That’s not a spot on the 90-man roster; it’s just an invite to help the Saints with drills for a weekend. But if he played well enough, he could earn an invite to true camp. However, that didn’t happen. Many undrafted rookies get invites to several minicamps over the course of a summer. So DePaola waited for a call that never came, and eventually, he had to make ends meet. So DePaola took whatever job he could, training and long snapping for practice when he got the chance.
Nobody else called in 2010. The 2011 season came and went, too. After two years out of football, DePaola’s spirit began to waver. In an interview with Buccaneers.com, he said, “I was very fortunate to have a great family, two loving parents, and three very supportive siblings. Every time a little doubt would creep in, those five people in my life were the quickest to squash it immediately.”

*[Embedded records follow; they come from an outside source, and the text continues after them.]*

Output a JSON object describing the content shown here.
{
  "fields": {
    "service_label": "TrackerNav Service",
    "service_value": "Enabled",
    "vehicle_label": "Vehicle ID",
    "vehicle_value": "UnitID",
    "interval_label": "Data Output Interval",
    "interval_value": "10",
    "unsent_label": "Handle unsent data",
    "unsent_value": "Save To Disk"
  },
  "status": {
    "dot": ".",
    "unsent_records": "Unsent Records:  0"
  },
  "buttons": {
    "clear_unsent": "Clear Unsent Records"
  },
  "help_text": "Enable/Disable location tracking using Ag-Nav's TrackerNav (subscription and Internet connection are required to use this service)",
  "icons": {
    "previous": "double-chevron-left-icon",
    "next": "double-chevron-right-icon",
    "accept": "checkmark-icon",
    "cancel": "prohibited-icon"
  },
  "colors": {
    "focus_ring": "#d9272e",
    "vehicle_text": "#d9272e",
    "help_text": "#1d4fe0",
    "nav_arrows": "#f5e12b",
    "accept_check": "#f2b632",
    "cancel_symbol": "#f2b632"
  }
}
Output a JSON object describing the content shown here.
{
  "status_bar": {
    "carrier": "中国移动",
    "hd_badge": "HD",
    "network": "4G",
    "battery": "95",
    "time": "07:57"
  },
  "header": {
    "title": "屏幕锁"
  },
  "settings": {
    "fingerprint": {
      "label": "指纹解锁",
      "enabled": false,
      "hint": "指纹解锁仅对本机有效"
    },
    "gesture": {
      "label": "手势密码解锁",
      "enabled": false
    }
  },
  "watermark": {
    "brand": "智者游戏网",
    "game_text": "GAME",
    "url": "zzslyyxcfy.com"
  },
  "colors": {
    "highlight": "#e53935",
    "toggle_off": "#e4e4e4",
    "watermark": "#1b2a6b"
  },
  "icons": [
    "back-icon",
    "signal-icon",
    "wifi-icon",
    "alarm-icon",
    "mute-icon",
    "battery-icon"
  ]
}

Meanwhile, the Tampa Bay Buccaneers were struggling mightily. So they cleaned house after a 4-12 campaign in 2011 and brought in Greg Schiano. Since Schiano knew about DePaola’s special teams versatility, he brought him in for a true training camp. But the Bucs had an entrenched long snapper, Andrew Economos, who wouldn’t give up the job easily.
In 2012, DePaola was “more of a camp body” and sat out of the regular season. In 2013, Schiano invited DePaola to try again. It was a true competition, but DePaola still lost. After the 2013 season, the Buccaneers fired Schiano, severing DePaola’s strongest tie to the organization. Still, Lovie Smith brought DePaola in to try and win a spot a third time. Economos’ contract expired, so this time his competition was Jeremy Cain, a longtime journeyman.
After three failed tryouts, four years away from the sport, odd jobs, and losing his closest ally in the organization, Andrew DePaola made an NFL team in 2014. He’d remain the long snapper through the 2016 season. In the meaningless waning minutes of the 2016 season, DePaola pursued a high, lofty punt to the Carolina Panthers, took an awkward step, and was pushed over by a Panther simultaneously, leading to the ever-feared pop in his knee. He had torn his ACL and would need surgery to recover.
DePaola wasn’t under contract, so the Buccaneers signed him and some more competition to a one-year deal. This time, the Buffalo Bills had cut their eight-year mainstay, Garrison Sanborn, to save cap space. Sanborn joined the Bucs, and DePaola lost yet another camp competition. However, this time, he was claimed off of waivers by the Chicago Bears and played out his one-year deal there.
As a free agent, DePaola became somewhat of a journeyman himself. He went to Oakland to play one of the Raiders’ last seasons in that city, earning the job with his now veteran experience. But in Week 1, on a Monday night, DePaola once again popped his knee as a punt return was winding down. His ACL was torn a second time, ending his 2018 season. Oakland wouldn’t re-sign him.
In 2019, DePaola would fail to make Carolina’s roster and ultimately sit out the NFL season for the fifth time since his NFL career began. It wasn’t until the Vikings’ 2020 special teams imploded that they reached out to the journeyman. After releasing Austin Cutting in December, DePaola got the job.
Now DePaola has to win a camp competition once again. This time, he’s the wily veteran with a young upstart threatening his place on the roster. But what’s a little competition to the man whom the NFL can’t seem to shake? DePaola’s patience and persistence got him to this point, and it could take him even farther. Win or lose in August, it’s a miracle his career got this far.